symbolize to him and to everyone else in this society. I believe that this relates to how Julia
cannot see the big picture but Winston can. Winston can see that the Party is trying to gain
complete control and power over Oceania. He knows that they are doing this by eliminating
independent thought and by making everyone completely loyal to the Party. Julia on the other
hand does not think about all of this as much as Winston does. As I stated before, she decides to
be loyal to the Party but go behind their back and break some of the rules. She does not let them
control her life and therefore she differs from Winston in this way.
As stated before, Julia differs from Winston in the time in which they were born, what
their views are on the Party, and how they think. Because 1984 tracks so closely to Winstons
thoughts and not Julias, we see Oceania as a formidable and hopeless society. If the novel
tracked closer to Julias point of view and not Winstons we may not have this dark view on
Oceanian Society. Winston knows that the sole purpose of the Party is to have complete control
over Oceania. He knows this because he read it in The Book, which was written to explain the
Partys main purposes. The way that Winston describes the Partys goals makes the audience
look critically upon the Party. The hallway smelt of boiled cabbage and old rag mats (Orwell,
1). This is how Winston thinks of the Victory Mansions. This is described on page one of the
novel, so this gives the audience a mysterious view of Oceanian Society from the minute they
start reading the novel. If Julia were to have described this, I think she would have described it in
a way that did not make it seem as awful as Winston did. I believe that instead of doing what
Winston did and describe the bad things, Julia would have described the building in a more
positive way. She might have described how the people acted in the building and how the
building brings the people of Oceania together. We would also have a different view on
Oceanian Society if Winston did not observe what the people of Oceania do so closely. When he

is in the cafeteria, he watches how everyone talks and what everyone does.

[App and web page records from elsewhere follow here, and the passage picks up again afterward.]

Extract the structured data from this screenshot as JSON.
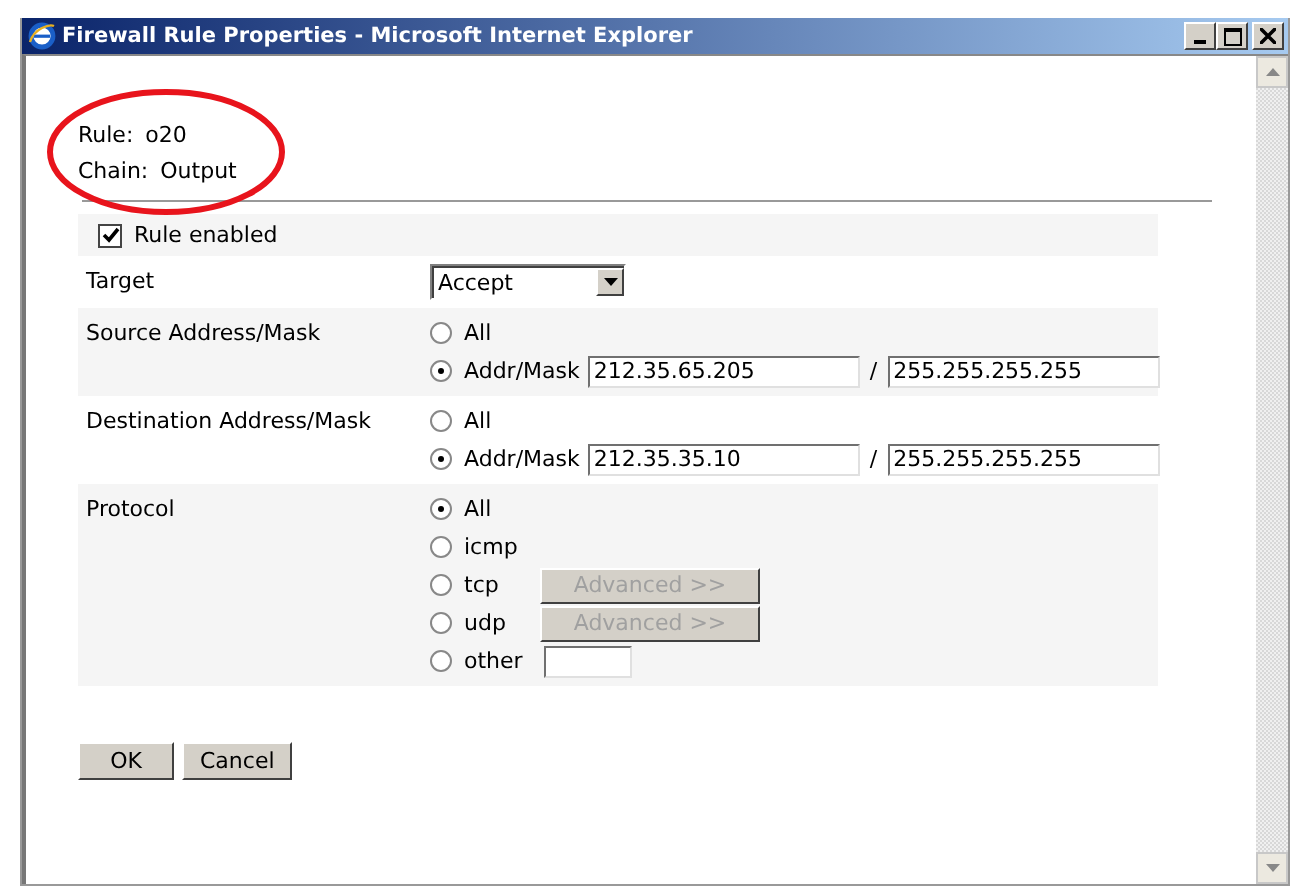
{
  "window": {
    "title": "Firewall Rule Properties - Microsoft Internet Explorer"
  },
  "header": [
    {
      "label": "Rule:",
      "value": "o20"
    },
    {
      "label": "Chain:",
      "value": "Output"
    }
  ],
  "rule_enabled": {
    "label": "Rule enabled",
    "checked": true
  },
  "fields": [
    {
      "kind": "select",
      "label": "Target",
      "value": "Accept"
    },
    {
      "kind": "radios",
      "label": "Source Address/Mask",
      "options": [
        {
          "kind": "plain",
          "label": "All",
          "selected": false
        },
        {
          "kind": "address",
          "label": "Addr/Mask",
          "selected": true,
          "address": "212.35.65.205",
          "separator": "/",
          "mask": "255.255.255.255"
        }
      ]
    },
    {
      "kind": "radios",
      "label": "Destination Address/Mask",
      "options": [
        {
          "kind": "plain",
          "label": "All",
          "selected": false
        },
        {
          "kind": "address",
          "label": "Addr/Mask",
          "selected": true,
          "address": "212.35.35.10",
          "separator": "/",
          "mask": "255.255.255.255"
        }
      ]
    },
    {
      "kind": "radios",
      "label": "Protocol",
      "options": [
        {
          "kind": "plain",
          "label": "All",
          "selected": true
        },
        {
          "kind": "plain",
          "label": "icmp",
          "selected": false
        },
        {
          "kind": "button",
          "label": "tcp",
          "selected": false,
          "button": {
            "label": "Advanced >>",
            "disabled": true
          }
        },
        {
          "kind": "button",
          "label": "udp",
          "selected": false,
          "button": {
            "label": "Advanced >>",
            "disabled": true
          }
        },
        {
          "kind": "entry",
          "label": "other",
          "selected": false
        }
      ]
    }
  ],
  "buttons": [
    "OK",
    "Cancel"
  ]
}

I feel as though Julia
worries about herself and she does not care about what everyone else does. If we were told the
book from her point of view, we may not look down on Oceanian Society.
In conclusion, if 1984 tracked closer to Julias thoughts and not Winstons, I believe
that we would have a different outlook on Oceanian Society. Winston describes Oceania as a
grim and hopeless society and therefore the audience looks down on it. Julia is different from
Winston in the time period that they were born, how they view the Party, and how they think. I
believe that if we were told the novel closer to her point of view we would have a more pleasant
and hopeful view on Oceanian Society.